Woods detailed the brief conversation the two men had on his Web site Wednesday. That talk took place on the steps of the Lincoln Memorial two days before Obama's inauguration. Woods was one of the many celebrities who addressed the crowd and spoke warmly of his father's military service and of others who wear the uniform.
Woods has been criticized by some for not using his high visibility to advance political causes. That made his appearance at the Lincoln Memorial all the more noteworthy, though he said nothing that would be considered controversial or even supportive of the new president or his policies.
Nonetheless, Woods said he was honored to speak at the ceremony. "I think the thing that impressed me the most about him was the way he carries himself," Woods wrote.
"He has great leadership qualities, and his accomplishment truly embodies what's best about America," he continued. "He represents what we as Americans have in common, not perceived differences.".
As for the impending golf match?

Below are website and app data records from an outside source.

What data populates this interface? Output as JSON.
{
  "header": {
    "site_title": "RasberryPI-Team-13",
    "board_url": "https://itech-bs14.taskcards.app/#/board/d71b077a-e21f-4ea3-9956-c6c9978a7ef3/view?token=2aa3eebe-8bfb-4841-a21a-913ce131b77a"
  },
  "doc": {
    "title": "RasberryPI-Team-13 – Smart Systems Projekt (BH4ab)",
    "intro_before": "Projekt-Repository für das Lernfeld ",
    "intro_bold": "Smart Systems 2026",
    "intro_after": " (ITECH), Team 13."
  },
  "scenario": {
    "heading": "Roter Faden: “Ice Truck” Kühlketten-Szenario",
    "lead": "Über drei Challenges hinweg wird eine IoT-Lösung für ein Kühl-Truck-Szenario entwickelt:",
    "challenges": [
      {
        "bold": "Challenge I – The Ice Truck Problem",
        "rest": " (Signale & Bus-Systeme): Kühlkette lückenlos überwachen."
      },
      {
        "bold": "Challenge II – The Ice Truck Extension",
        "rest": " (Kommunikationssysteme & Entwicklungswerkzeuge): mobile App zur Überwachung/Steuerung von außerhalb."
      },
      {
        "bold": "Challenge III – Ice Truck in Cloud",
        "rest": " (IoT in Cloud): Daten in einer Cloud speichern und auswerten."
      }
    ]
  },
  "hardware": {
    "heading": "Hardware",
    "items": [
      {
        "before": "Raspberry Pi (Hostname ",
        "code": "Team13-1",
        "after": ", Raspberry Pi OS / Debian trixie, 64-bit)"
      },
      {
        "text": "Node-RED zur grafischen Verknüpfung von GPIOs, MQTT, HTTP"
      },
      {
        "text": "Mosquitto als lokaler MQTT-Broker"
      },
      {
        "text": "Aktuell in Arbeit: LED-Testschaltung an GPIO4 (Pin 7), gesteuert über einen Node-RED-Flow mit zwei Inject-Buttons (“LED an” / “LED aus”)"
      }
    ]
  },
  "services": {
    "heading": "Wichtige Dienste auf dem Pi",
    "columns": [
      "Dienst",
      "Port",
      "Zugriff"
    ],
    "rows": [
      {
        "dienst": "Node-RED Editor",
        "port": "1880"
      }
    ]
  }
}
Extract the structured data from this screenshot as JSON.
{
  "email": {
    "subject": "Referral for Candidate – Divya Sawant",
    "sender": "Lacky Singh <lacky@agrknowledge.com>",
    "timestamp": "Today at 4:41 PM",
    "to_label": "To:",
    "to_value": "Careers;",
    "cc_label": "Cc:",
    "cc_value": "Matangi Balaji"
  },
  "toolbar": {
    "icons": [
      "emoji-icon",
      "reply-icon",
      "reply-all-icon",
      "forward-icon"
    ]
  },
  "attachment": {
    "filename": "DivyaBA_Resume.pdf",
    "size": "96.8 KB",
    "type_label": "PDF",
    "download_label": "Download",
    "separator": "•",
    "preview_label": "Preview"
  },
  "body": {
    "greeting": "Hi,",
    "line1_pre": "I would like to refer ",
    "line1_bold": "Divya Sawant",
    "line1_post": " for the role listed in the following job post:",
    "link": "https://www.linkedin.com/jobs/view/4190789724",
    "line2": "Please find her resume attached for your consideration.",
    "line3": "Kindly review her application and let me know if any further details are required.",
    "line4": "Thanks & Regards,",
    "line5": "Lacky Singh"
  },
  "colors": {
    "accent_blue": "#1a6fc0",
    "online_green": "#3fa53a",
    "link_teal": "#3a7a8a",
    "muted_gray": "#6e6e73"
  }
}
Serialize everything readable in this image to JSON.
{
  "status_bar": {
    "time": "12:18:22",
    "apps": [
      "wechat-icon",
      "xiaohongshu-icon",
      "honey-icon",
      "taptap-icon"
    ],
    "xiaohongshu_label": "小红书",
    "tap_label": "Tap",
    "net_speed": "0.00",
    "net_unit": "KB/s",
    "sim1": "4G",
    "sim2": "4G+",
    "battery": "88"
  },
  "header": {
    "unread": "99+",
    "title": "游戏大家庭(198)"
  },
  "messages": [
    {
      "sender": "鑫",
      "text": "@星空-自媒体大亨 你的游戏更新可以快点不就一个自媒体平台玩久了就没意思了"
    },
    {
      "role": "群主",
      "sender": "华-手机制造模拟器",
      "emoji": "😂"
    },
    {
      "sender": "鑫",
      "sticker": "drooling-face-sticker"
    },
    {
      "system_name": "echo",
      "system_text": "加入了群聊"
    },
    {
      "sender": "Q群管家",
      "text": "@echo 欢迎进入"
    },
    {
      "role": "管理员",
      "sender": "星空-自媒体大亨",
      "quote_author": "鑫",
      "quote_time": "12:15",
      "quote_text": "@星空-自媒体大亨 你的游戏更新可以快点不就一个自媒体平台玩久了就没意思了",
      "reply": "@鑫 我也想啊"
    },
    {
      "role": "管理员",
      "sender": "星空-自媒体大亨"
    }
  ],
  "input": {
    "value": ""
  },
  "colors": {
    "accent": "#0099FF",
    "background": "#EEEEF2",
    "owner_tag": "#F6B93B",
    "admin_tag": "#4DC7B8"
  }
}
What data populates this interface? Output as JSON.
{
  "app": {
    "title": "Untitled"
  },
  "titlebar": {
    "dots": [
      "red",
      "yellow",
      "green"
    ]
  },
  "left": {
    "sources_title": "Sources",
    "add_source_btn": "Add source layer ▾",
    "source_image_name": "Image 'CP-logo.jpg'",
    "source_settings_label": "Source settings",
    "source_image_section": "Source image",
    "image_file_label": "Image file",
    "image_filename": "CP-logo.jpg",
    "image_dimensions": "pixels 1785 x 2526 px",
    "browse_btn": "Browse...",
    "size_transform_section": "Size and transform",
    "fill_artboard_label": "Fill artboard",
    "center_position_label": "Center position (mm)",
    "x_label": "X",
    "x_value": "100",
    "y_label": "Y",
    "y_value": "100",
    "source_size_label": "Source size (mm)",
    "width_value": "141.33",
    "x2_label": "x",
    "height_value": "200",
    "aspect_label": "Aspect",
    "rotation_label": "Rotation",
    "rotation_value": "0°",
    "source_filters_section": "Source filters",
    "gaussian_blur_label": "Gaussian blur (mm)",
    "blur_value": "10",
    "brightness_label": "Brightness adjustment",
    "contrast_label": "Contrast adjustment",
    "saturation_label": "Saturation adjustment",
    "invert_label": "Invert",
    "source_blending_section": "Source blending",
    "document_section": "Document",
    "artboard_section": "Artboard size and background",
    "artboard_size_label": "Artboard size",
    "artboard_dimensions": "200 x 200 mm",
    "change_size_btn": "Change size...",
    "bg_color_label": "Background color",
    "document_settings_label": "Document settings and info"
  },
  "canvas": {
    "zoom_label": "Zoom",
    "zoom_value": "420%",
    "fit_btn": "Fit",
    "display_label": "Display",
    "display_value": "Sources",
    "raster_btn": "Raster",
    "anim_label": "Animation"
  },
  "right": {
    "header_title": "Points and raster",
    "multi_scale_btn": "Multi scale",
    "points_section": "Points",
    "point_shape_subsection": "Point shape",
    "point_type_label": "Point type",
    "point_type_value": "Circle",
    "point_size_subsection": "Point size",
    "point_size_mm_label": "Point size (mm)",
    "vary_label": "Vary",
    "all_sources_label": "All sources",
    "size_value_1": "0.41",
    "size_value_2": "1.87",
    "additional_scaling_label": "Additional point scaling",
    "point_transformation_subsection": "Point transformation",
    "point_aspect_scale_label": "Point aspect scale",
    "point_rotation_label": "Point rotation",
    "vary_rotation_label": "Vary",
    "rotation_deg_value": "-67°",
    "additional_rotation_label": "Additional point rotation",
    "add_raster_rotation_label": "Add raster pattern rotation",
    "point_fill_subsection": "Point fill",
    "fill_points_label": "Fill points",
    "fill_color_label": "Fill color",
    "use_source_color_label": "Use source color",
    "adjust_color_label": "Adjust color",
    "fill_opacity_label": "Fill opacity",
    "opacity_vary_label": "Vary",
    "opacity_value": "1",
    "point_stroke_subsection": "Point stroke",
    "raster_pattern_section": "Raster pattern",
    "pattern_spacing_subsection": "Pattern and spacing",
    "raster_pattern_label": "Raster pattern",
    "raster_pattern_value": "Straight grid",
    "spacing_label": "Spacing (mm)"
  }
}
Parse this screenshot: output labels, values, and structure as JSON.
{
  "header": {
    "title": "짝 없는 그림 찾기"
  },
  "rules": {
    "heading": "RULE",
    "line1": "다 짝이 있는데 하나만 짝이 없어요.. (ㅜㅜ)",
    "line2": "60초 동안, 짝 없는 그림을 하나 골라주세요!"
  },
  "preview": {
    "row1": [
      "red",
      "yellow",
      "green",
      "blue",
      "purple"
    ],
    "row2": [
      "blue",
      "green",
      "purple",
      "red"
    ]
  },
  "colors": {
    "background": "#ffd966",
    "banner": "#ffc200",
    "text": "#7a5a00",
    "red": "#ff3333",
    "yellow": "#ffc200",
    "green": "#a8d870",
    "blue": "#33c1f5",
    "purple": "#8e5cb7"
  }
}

Woods says the two men didn't get much time to talk about swing mechanics or favorite courses, but it appears as if a tee time is in their future.
"I did ask him if he wanted to play golf and he said, 'I'd love to.' So we'll make it happen," Woods wrote.
Woods has played only once since last April -- a mesmerizing performance to win the U.S. Open on a damaged knee that was operated on soon afterwards. He says he is unsure of when he will play his next tournament. Obama played several rounds during his Hawaiian vacation last Christmas.